#### Source data:
____________________
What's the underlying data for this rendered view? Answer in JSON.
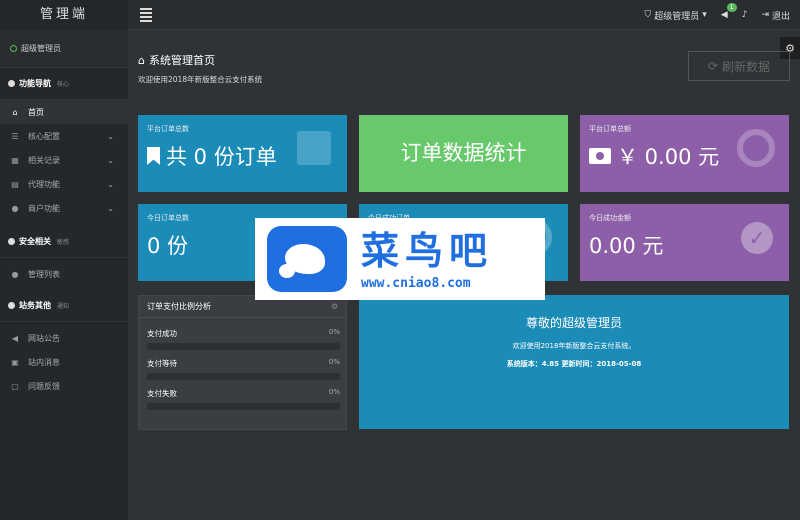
{
  "brand": "管理端",
  "topbar": {
    "user": "超级管理员",
    "notify_badge": "1",
    "logout": "退出"
  },
  "sidebar": {
    "user_label": "超级管理员",
    "sections": [
      {
        "title": "功能导航",
        "sub": "核心"
      },
      {
        "title": "安全相关",
        "sub": "敏感"
      },
      {
        "title": "站务其他",
        "sub": "通知"
      }
    ],
    "items": [
      {
        "label": "首页",
        "icon": "home-icon"
      },
      {
        "label": "核心配置",
        "icon": "sliders-icon"
      },
      {
        "label": "相关记录",
        "icon": "calendar-icon"
      },
      {
        "label": "代理功能",
        "icon": "th-icon"
      },
      {
        "label": "商户功能",
        "icon": "user-icon"
      },
      {
        "label": "管理列表",
        "icon": "users-icon"
      },
      {
        "label": "网站公告",
        "icon": "volume-icon"
      },
      {
        "label": "站内消息",
        "icon": "inbox-icon"
      },
      {
        "label": "问题反馈",
        "icon": "comment-icon"
      }
    ]
  },
  "page": {
    "title": "系统管理首页",
    "subtitle": "欢迎使用2018年新版整合云支付系统",
    "refresh_label": "刷新数据"
  },
  "cards": {
    "total_orders_label": "平台订单总数",
    "total_orders_value": "共 0 份订单",
    "stats_title": "订单数据统计",
    "total_amount_label": "平台订单总额",
    "total_amount_value": "￥ 0.00 元",
    "today_orders_label": "今日订单总数",
    "today_orders_value": "0 份",
    "today_success_label": "今日成功订单",
    "today_amount_label": "今日成功金额",
    "today_amount_value": "0.00 元"
  },
  "pay_panel": {
    "title": "订单支付比例分析",
    "rows": [
      {
        "label": "支付成功",
        "pct": "0%",
        "value": 0
      },
      {
        "label": "支付等待",
        "pct": "0%",
        "value": 0
      },
      {
        "label": "支付失败",
        "pct": "0%",
        "value": 0
      }
    ]
  },
  "welcome": {
    "title": "尊敬的超级管理员",
    "subtitle": "欢迎使用2018年新版整合云支付系统。",
    "version": "系统版本：4.85 更新时间：2018-05-08"
  },
  "watermark": {
    "cn": "菜鸟吧",
    "url": "www.cniao8.com"
  },
  "colors": {
    "blue": "#1b8bb8",
    "green": "#67c96c",
    "purple": "#8d5fa8",
    "brand_blue": "#1f6fe0"
  }
}
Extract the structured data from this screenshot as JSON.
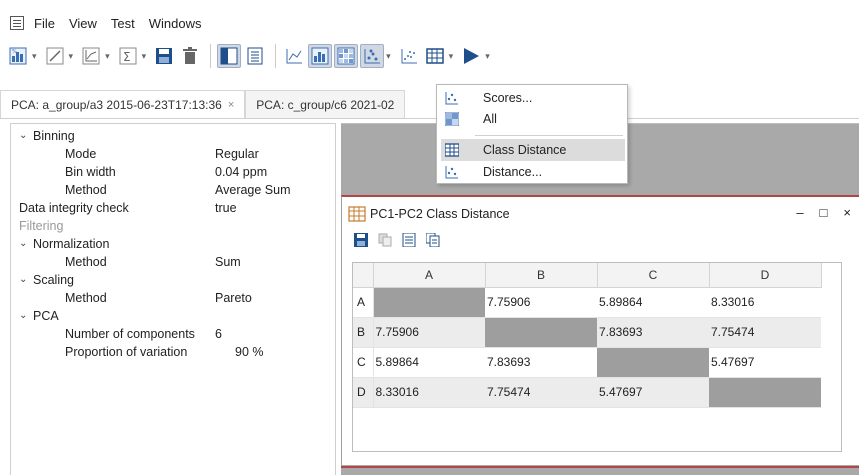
{
  "menu": {
    "items": [
      "File",
      "View",
      "Test",
      "Windows"
    ]
  },
  "toolbar": {
    "icons": [
      "pca-chart-icon",
      "line-icon",
      "xy-plot-icon",
      "sigma-icon",
      "save-icon",
      "trash-icon",
      "panel-icon",
      "document-icon",
      "line-chart-icon",
      "bar-chart-icon",
      "heatmap-icon",
      "scores-icon",
      "scatter-icon",
      "table-icon",
      "play-icon"
    ]
  },
  "tabs": [
    {
      "label": "PCA: a_group/a3 2015-06-23T17:13:36",
      "close": "×"
    },
    {
      "label": "PCA: c_group/c6 2021-02"
    }
  ],
  "properties": {
    "binning": {
      "label": "Binning"
    },
    "mode": {
      "label": "Mode",
      "value": "Regular"
    },
    "bin_width": {
      "label": "Bin width",
      "value": "0.04 ppm"
    },
    "method": {
      "label": "Method",
      "value": "Average Sum"
    },
    "integrity": {
      "label": "Data integrity check",
      "value": "true"
    },
    "filtering": {
      "label": "Filtering"
    },
    "normalization": {
      "label": "Normalization"
    },
    "norm_method": {
      "label": "Method",
      "value": "Sum"
    },
    "scaling": {
      "label": "Scaling"
    },
    "scaling_method": {
      "label": "Method",
      "value": "Pareto"
    },
    "pca": {
      "label": "PCA"
    },
    "components": {
      "label": "Number of components",
      "value": "6"
    },
    "variation": {
      "label": "Proportion of variation",
      "value": "90 %"
    }
  },
  "inner_window": {
    "title": "PC1-PC2 Class Distance",
    "minimize": "–",
    "maximize": "□",
    "close": "×"
  },
  "table": {
    "columns": [
      "A",
      "B",
      "C",
      "D"
    ],
    "rows": [
      {
        "header": "A",
        "cells": [
          "",
          "7.75906",
          "5.89864",
          "8.33016"
        ]
      },
      {
        "header": "B",
        "cells": [
          "7.75906",
          "",
          "7.83693",
          "7.75474"
        ]
      },
      {
        "header": "C",
        "cells": [
          "5.89864",
          "7.83693",
          "",
          "5.47697"
        ]
      },
      {
        "header": "D",
        "cells": [
          "8.33016",
          "7.75474",
          "5.47697",
          ""
        ]
      }
    ]
  },
  "dropdown": {
    "items": [
      {
        "label": "Scores...",
        "icon": "scores-icon"
      },
      {
        "label": "All",
        "icon": "all-icon"
      },
      {
        "label": "Class Distance",
        "icon": "table-icon"
      },
      {
        "label": "Distance...",
        "icon": "scores-icon"
      }
    ]
  }
}
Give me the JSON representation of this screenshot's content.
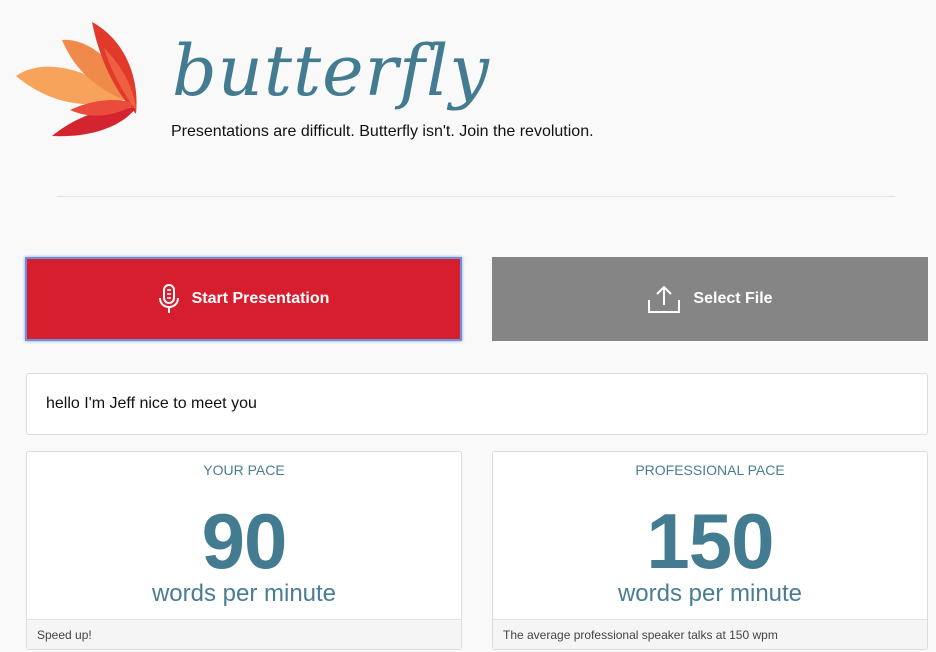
{
  "header": {
    "brand": "butterfly",
    "tagline": "Presentations are difficult. Butterfly isn't. Join the revolution.",
    "logo_icon": "butterfly-wing-logo"
  },
  "actions": {
    "start": {
      "label": "Start Presentation",
      "icon": "microphone-icon",
      "color": "#d71e2f"
    },
    "file": {
      "label": "Select File",
      "icon": "upload-icon",
      "color": "#858585"
    }
  },
  "transcript": {
    "text": "hello I'm Jeff nice to meet you"
  },
  "stats": {
    "your_pace": {
      "label": "YOUR PACE",
      "value": "90",
      "unit": "words per minute",
      "footer": "Speed up!"
    },
    "professional_pace": {
      "label": "PROFESSIONAL PACE",
      "value": "150",
      "unit": "words per minute",
      "footer": "The average professional speaker talks at 150 wpm"
    }
  },
  "colors": {
    "accent": "#437b91",
    "danger": "#d71e2f"
  }
}
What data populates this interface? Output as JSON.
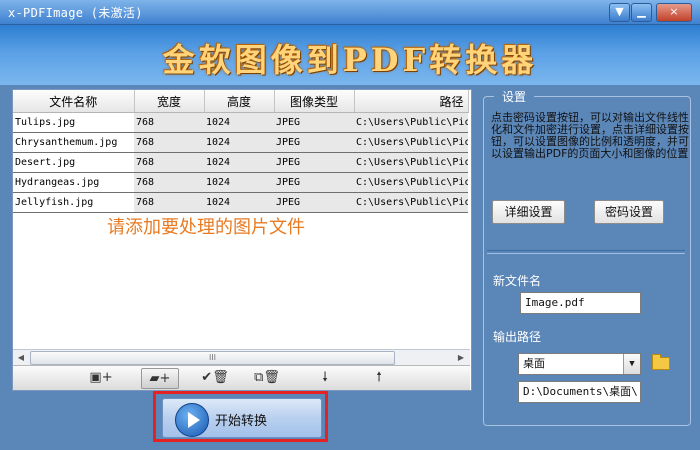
{
  "window": {
    "title": "x-PDFImage (未激活)",
    "controls": {
      "minimize": "▼",
      "close": "×"
    }
  },
  "banner": {
    "title": "金软图像到PDF转换器"
  },
  "file_table": {
    "columns": [
      "文件名称",
      "宽度",
      "高度",
      "图像类型",
      "路径"
    ],
    "rows": [
      [
        "Tulips.jpg",
        "768",
        "1024",
        "JPEG",
        "C:\\Users\\Public\\Pic"
      ],
      [
        "Chrysanthemum.jpg",
        "768",
        "1024",
        "JPEG",
        "C:\\Users\\Public\\Pic"
      ],
      [
        "Desert.jpg",
        "768",
        "1024",
        "JPEG",
        "C:\\Users\\Public\\Pic"
      ],
      [
        "Hydrangeas.jpg",
        "768",
        "1024",
        "JPEG",
        "C:\\Users\\Public\\Pic"
      ],
      [
        "Jellyfish.jpg",
        "768",
        "1024",
        "JPEG",
        "C:\\Users\\Public\\Pic"
      ]
    ],
    "hint": "请添加要处理的图片文件"
  },
  "scroll": {
    "thumb_grip": "III"
  },
  "toolbar": {
    "buttons": [
      {
        "icon": "add-file-icon",
        "glyph": "▣+"
      },
      {
        "icon": "add-folder-icon",
        "glyph": "▰+"
      },
      {
        "icon": "remove-selected-icon",
        "glyph": "✔🗑"
      },
      {
        "icon": "remove-all-icon",
        "glyph": "⧉🗑"
      },
      {
        "icon": "move-down-icon",
        "glyph": "🠗"
      },
      {
        "icon": "move-up-icon",
        "glyph": "🠕"
      }
    ]
  },
  "start_button": {
    "label": "开始转换"
  },
  "settings": {
    "legend": "设置",
    "description": "点击密码设置按钮，可以对输出文件线性化和文件加密进行设置，点击详细设置按钮，可以设置图像的比例和透明度，并可以设置输出PDF的页面大小和图像的位置",
    "detail_button": "详细设置",
    "password_button": "密码设置",
    "new_filename_label": "新文件名",
    "new_filename_value": "Image.pdf",
    "output_path_label": "输出路径",
    "output_path_option": "桌面",
    "output_path_value": "D:\\Documents\\桌面\\"
  }
}
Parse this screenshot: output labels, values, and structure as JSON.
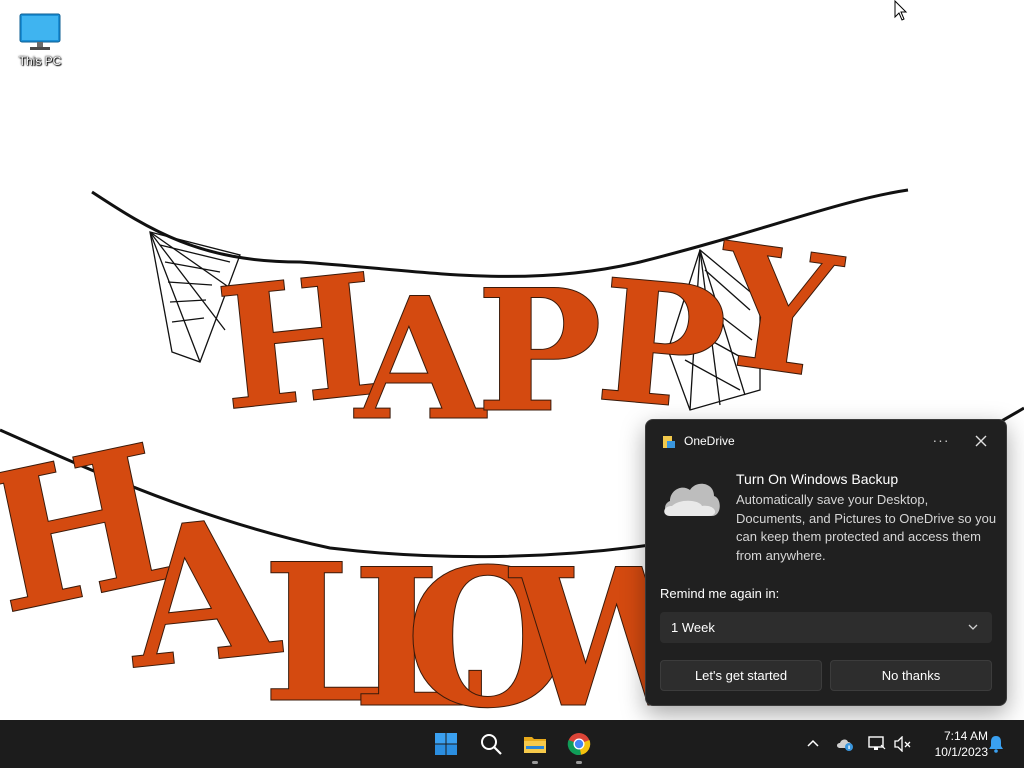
{
  "desktop": {
    "icons": [
      {
        "label": "This PC",
        "icon": "monitor-icon"
      }
    ],
    "wallpaper": {
      "line1": "HAPPY",
      "line2": "HALLOW",
      "letter_color": "#d44a10"
    }
  },
  "toast": {
    "app_name": "OneDrive",
    "more_label": "···",
    "title": "Turn On Windows Backup",
    "body": "Automatically save your Desktop, Documents, and Pictures to OneDrive so you can keep them protected and access them from anywhere.",
    "remind_label": "Remind me again in:",
    "remind_value": "1 Week",
    "primary_button": "Let's get started",
    "secondary_button": "No thanks",
    "colors": {
      "background": "#202020",
      "button": "#2d2d2d"
    }
  },
  "taskbar": {
    "apps": [
      {
        "name": "Start",
        "icon": "windows-start-icon"
      },
      {
        "name": "Search",
        "icon": "search-icon"
      },
      {
        "name": "File Explorer",
        "icon": "folder-icon"
      },
      {
        "name": "Google Chrome",
        "icon": "chrome-icon"
      }
    ],
    "tray": {
      "icons": [
        "chevron-up-icon",
        "onedrive-icon",
        "network-icon",
        "volume-muted-icon",
        "notification-bell-icon"
      ]
    },
    "clock": {
      "time": "7:14 AM",
      "date": "10/1/2023"
    }
  }
}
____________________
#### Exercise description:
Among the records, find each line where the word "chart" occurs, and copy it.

#### Response for this exercise:
      "pca-chart-icon",
      "line-chart-icon",
      "bar-chart-icon",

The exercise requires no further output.